Why more Neurospora genomes? The sequencing proposal discussed these species as a model system for evolutionary and ecological genetics. It will allow us and others to test several hypotheses about the molecular evolution of things like genome defense in Neurospora and to understand more about the evolutionary history of the model organism N. crassa.
I’m including a recapping as many of the talks as I remember. There were 6 concurrent sessions each afternoon so you have to miss a lot of talks. The conference was bursting at the seams as it was- at least 140 people had to be turned away beyond the 750 who attended.
If there was any theme in the conference it was “Hey we are all using these genome sequences we’ve been talking about getting”. I only found the overview talks that solely describe the genome solely a little dry as compared to those more focused on particular questions.
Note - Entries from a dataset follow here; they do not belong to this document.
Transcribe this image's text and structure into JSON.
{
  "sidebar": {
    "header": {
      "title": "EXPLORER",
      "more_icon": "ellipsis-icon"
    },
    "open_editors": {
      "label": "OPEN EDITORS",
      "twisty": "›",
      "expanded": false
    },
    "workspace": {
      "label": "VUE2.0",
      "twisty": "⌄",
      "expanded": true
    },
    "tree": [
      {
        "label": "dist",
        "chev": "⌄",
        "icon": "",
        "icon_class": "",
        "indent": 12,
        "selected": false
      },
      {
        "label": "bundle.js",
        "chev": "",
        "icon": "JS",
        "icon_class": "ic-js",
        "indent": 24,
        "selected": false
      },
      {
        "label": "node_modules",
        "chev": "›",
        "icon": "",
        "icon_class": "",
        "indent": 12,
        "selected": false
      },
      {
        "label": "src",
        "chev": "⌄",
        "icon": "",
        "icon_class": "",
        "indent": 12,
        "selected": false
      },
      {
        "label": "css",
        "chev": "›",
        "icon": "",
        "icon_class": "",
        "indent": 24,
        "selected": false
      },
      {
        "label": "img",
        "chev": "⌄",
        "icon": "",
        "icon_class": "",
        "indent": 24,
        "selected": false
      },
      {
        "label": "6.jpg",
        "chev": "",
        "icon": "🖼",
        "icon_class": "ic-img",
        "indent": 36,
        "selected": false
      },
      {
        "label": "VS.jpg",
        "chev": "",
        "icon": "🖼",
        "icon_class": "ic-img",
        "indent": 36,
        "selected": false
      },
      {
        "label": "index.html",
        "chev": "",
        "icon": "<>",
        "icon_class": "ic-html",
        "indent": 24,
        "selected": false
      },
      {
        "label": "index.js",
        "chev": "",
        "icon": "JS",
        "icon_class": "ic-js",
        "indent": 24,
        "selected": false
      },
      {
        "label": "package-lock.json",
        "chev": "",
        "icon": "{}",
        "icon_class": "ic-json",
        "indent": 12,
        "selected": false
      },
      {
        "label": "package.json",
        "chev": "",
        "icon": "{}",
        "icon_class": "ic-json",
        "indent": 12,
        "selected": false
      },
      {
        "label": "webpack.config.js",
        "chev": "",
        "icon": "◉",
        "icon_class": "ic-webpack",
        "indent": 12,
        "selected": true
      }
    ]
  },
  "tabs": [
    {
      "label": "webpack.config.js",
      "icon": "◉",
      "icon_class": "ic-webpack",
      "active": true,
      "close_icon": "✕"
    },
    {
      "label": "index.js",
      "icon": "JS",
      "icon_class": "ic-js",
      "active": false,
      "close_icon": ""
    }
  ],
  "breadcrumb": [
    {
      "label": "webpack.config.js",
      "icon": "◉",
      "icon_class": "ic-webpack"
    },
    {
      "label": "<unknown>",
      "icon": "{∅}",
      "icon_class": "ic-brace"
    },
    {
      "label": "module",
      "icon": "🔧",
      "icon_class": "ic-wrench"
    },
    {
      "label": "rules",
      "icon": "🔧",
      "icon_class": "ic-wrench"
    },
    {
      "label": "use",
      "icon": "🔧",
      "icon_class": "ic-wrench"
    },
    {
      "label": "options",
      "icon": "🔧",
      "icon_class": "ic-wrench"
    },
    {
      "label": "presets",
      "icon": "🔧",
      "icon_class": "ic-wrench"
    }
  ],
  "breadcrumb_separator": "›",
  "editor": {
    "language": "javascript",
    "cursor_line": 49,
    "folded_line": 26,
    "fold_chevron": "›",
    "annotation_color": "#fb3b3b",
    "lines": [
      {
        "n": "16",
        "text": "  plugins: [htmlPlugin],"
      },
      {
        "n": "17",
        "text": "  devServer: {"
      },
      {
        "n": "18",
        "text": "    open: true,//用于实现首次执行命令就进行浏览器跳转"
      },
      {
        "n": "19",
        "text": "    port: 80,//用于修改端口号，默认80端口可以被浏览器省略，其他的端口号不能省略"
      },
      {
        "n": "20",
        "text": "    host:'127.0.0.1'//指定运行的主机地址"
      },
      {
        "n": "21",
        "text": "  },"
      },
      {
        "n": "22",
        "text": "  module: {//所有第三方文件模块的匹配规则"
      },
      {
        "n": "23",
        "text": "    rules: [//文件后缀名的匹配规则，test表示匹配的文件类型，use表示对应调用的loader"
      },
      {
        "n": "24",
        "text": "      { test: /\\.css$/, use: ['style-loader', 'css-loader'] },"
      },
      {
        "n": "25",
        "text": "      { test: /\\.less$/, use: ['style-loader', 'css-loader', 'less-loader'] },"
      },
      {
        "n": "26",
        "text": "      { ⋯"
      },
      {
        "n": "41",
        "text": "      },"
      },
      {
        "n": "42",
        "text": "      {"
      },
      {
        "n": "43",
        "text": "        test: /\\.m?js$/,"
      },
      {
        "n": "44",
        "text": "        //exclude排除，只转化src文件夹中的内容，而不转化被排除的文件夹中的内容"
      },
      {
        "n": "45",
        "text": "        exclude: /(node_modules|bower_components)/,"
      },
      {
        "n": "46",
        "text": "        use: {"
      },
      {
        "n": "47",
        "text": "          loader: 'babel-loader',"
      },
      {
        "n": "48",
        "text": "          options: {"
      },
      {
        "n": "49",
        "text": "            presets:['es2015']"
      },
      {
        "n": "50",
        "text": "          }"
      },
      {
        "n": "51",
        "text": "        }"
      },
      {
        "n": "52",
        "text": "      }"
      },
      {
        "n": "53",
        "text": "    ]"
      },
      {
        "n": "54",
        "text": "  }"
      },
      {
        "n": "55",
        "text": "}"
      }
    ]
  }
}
I guess my genome palate is becoming refined.
Self and non-self recognition is important for fungi when hyphae interact fuse if they should compartmentalize and undergo apoptosis to kill the heterokaryoton or exchange nutrients. This process is part of cell defense and to limit to the movement of mycoviruses.
A paper in PLOS ONE describes the Genesis of Fungal Non-Self Repertoire. This kind of work goes on down the hall from us as well in the Glass lab among others. This recent paper describes het genes, which contain WD40 repeats and different combinations of these help control specificity. There is of course a diverse literature on this subject especially in Neurospora, and I’m not reviewing it here, but it is an imporant process in understanding how fungi interact with their environment.
Here is an image of Neurospora crassa I took today in my first attempt at squashes. These are from strains that Dave Jacobson grew up with his constructs so I can’t take any credit other than playing with the microscope next door. Now my first attempt came out badly, so this is actually Dave’s prep as well. And these got dry so they aren’t as nices as they could be. For much nicer images, see N.B. Raju’s.
All that said, I hope these quick images give a hint at the extremely cool structures these fungi produce. These 8-chain ascospores are the result of meoisis that took place inside the perithecia (which was squeezed gently to release the rosettes [or not too gently in my case]).
( I was previous confused about the sample and had labeled this N. tetrasperma which has 4-chained ascospores [tetra] while this sample is crassa which has 8).